Pack your bags and pick your destination—international travel is no longer a mystery to Indian residents. But before you set your heart on exploring the world, how about discovering some wonders closer home? Here’s a snapshot of a few places in India that’ll remind you of their overseas counterparts, minus the hefty travel expenses.
The verdant beauty of Switzerland and the picture-paradise Gulmarg
If you’re enamoured by Switzerland’s lush green valleys and picture-postcard lakes, head to India’s mountain getaway Gulmarg—a destination that’s as breathtakingly beautiful as it’s adventurous. Covered with pine-fringed green pastures in summer and blanketed in snow in winter, it exudes a charm that few other places do.
Awe-inspiring salt flats in Utah and the stunning Rann of Kutch
Before you dream of visiting the unforgettable white landscape of the Bonneville Salt Flats in Utah, USA, walk across the enigmatic Rann of Kutch. What appears to be an endless desert plain running straight to the horizon is in fact a seasonal island edged by the Gulf of Kutch and the Great and Little Ranns. Salt crystals dazzle like diamonds under the scorching sun and the still vastness almost appears eerie under the bluish glow of the full moon.

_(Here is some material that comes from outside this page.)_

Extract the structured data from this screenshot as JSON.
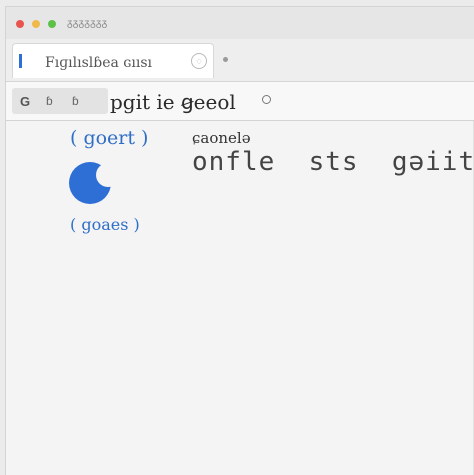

The famous Niagara Falls and the majestic Athirapilly falls
The Athirapilly falls in Thrissur, Kerala have been nicknamed the Niagara Falls of India, and for good reason. The majestic falls are a sight to behold—stretching across 330 feet and surrounded by lush forests harbouring abundant wildlife. So, if you’ve always dreamt of getting drenched in the world-famous Niagara Falls, then look no further.

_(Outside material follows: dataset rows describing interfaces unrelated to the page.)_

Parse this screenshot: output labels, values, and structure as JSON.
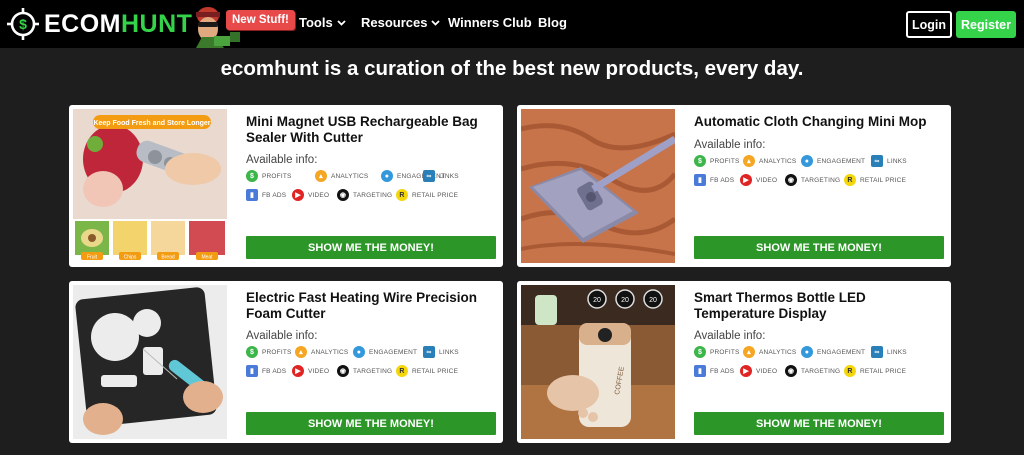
{
  "brand": {
    "logo_ecom": "ECOM",
    "logo_hunt": "HUNT",
    "badge": "New Stuff!"
  },
  "nav": {
    "tools": "Tools",
    "resources": "Resources",
    "winners_club": "Winners Club",
    "blog": "Blog",
    "login": "Login",
    "register": "Register"
  },
  "headline": "ecomhunt is a curation of the best new products, every day.",
  "available_info_label": "Available info:",
  "chips": {
    "profits": "PROFITS",
    "analytics": "ANALYTICS",
    "engagement": "ENGAGEMENT",
    "links": "LINKS",
    "fb_ads": "FB ADS",
    "video": "VIDEO",
    "targeting": "TARGETING",
    "retail_price": "RETAIL PRICE"
  },
  "money_button": "SHOW ME THE MONEY!",
  "products": [
    {
      "title": "Mini Magnet USB Rechargeable Bag Sealer With Cutter",
      "image_banner": "Keep Food Fresh and Store Longer",
      "image_tags": [
        "Fruit",
        "Chips",
        "Bread",
        "Meat"
      ]
    },
    {
      "title": "Automatic Cloth Changing Mini Mop"
    },
    {
      "title": "Electric Fast Heating Wire Precision Foam Cutter"
    },
    {
      "title": "Smart Thermos Bottle LED Temperature Display",
      "image_readouts": [
        "20",
        "20",
        "20"
      ],
      "image_label": "COFFEE"
    }
  ],
  "colors": {
    "accent_green": "#35d34a",
    "money_green": "#2d9628",
    "badge_red": "#e84a4a",
    "page_bg": "#1e1e1e"
  }
}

The idyllic beaches of Brazil and Goa
Lazing around some of the most captivating beaches in Brazil, cocktail in hand, pretty much sums up the perfect seaside getaway. For something closer home, head to the beaches of Goa. Home to long sandy beaches packed with lively shacks and a party atmosphere, Goa exudes a sense of revelry, merriment and abandon that is truly addictive.
Antelope Valley of Flowers and Valley of Flowers, Uttarakhand

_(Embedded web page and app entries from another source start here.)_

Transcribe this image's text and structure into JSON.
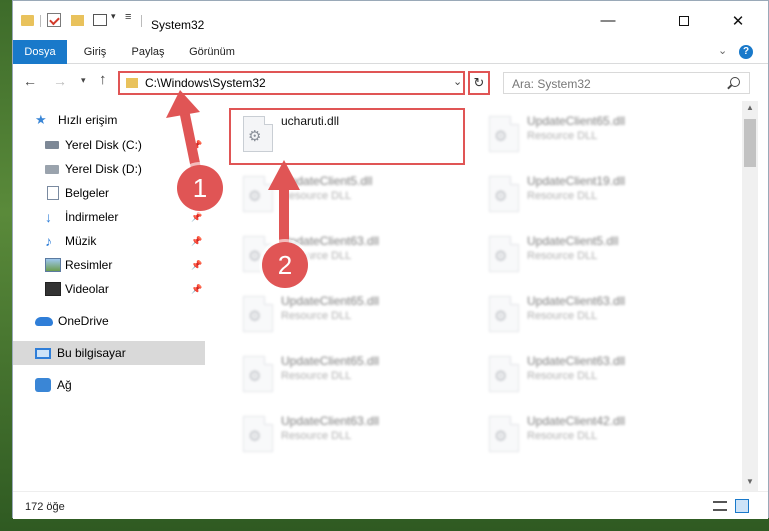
{
  "window": {
    "title": "System32"
  },
  "ribbon": {
    "tabs": [
      {
        "label": "Dosya",
        "active": true
      },
      {
        "label": "Giriş"
      },
      {
        "label": "Paylaş"
      },
      {
        "label": "Görünüm"
      }
    ],
    "help": "?"
  },
  "nav": {
    "address": "C:\\Windows\\System32",
    "search_placeholder": "Ara: System32"
  },
  "sidebar": {
    "items": [
      {
        "label": "Hızlı erişim",
        "icon": "star-icon"
      },
      {
        "label": "Yerel Disk (C:)",
        "icon": "disk-icon"
      },
      {
        "label": "Yerel Disk (D:)",
        "icon": "disk-icon"
      },
      {
        "label": "Belgeler",
        "icon": "documents-icon"
      },
      {
        "label": "İndirmeler",
        "icon": "download-icon"
      },
      {
        "label": "Müzik",
        "icon": "music-icon"
      },
      {
        "label": "Resimler",
        "icon": "pictures-icon"
      },
      {
        "label": "Videolar",
        "icon": "video-icon"
      },
      {
        "label": "OneDrive",
        "icon": "cloud-icon"
      },
      {
        "label": "Bu bilgisayar",
        "icon": "computer-icon",
        "selected": true
      },
      {
        "label": "Ağ",
        "icon": "network-icon"
      }
    ]
  },
  "files": [
    {
      "name": "ucharuti.dll",
      "type": ""
    },
    {
      "name": "UpdateClient65.dll",
      "type": "Resource DLL"
    },
    {
      "name": "UpdateClient5.dll",
      "type": "Resource DLL"
    },
    {
      "name": "UpdateClient19.dll",
      "type": "Resource DLL"
    },
    {
      "name": "UpdateClient63.dll",
      "type": "Resource DLL"
    },
    {
      "name": "UpdateClient5.dll",
      "type": "Resource DLL"
    },
    {
      "name": "UpdateClient65.dll",
      "type": "Resource DLL"
    },
    {
      "name": "UpdateClient63.dll",
      "type": "Resource DLL"
    },
    {
      "name": "UpdateClient65.dll",
      "type": "Resource DLL"
    },
    {
      "name": "UpdateClient63.dll",
      "type": "Resource DLL"
    },
    {
      "name": "UpdateClient63.dll",
      "type": "Resource DLL"
    },
    {
      "name": "UpdateClient42.dll",
      "type": "Resource DLL"
    }
  ],
  "status": {
    "count": "172 öğe"
  },
  "annotations": {
    "step1": "1",
    "step2": "2"
  },
  "colors": {
    "accent": "#1979ca",
    "highlight": "#e05555"
  }
}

Each spring, USA’s Antelope Valley of Flowers comes alive with seasonal surprises—warm breeze replaces the winter chill and poppies burst into bloom blanketing hillsides in a sea of orange. In India, during the monsoon months of July and August, around 300 varieties of flowers carpet the Garhwal hills in Uttarakhand. The unending vistas of blossoming geraniums, wild roses and asters are enough to take your breath away.
The floating markets of Bangkok and Srinagar
Before you get swayed by the floating markets of Bangkok, shop for vegetables and souvenirs in the floating markets of Srinagar. The Dal Lake is famous the world over for its scenic location, its shikaras and houseboats and its floating market. A part of everyday life in Srinagar, these markets are a popular destination for both tourists and locals.
The mystical Sahara Desert and the equally dramatic Thar Desert
If you’re mystified by the idea of a journey into the Sahara Desert, then try and surf the sands of India’s Thar Desert—its palette, a thousand shades of brown. There’s not better place to indulge in exotic camel safaris and watch a breathtaking sunset across the shifting sand dunes.
Lahore’s Badshahi mosque and Delhi’s Jama Masjid
Lahore’s enigmatic Badshahi mosque and Delhi’s Jama Masjid are both considered to be the finest examples of Mughal architecture. Built by emperor Shah Jahan in 1656, the Jama Masjid is India’s largest mosque and can hold a mind-blowing 25,000 people. Constructed 17 years later by Shah Jahan’s son Aurangzeb, the Badshahi Mosque also uses red sandstone and white marble.
The diving paradise Thailand and equally adventurous Lakshadweep
With hundreds of dreamy tropical islands scattered along its extensive coastline, Thailand is a popular destination for diving enthusiasts. Closer home, the exotic beaches and turquoise-hued waters of Lakshadweep islands aren’t far behind. The real attraction rests underwater: the pristine lagoons, unspoilt coral reefs and rich marine life beckon you like no other place.
The sprawling tea gardens of China and Munnar, Kerala
Tea is an indispensable part of life in China—and and the same holds true for India. So before you stroll through China’s verdant tea gardens in Hangzhou or Fujian, head to south India’s favourite hill station, Munnar—where lush, green manicured tea fields exude an irresistible charm for travellers.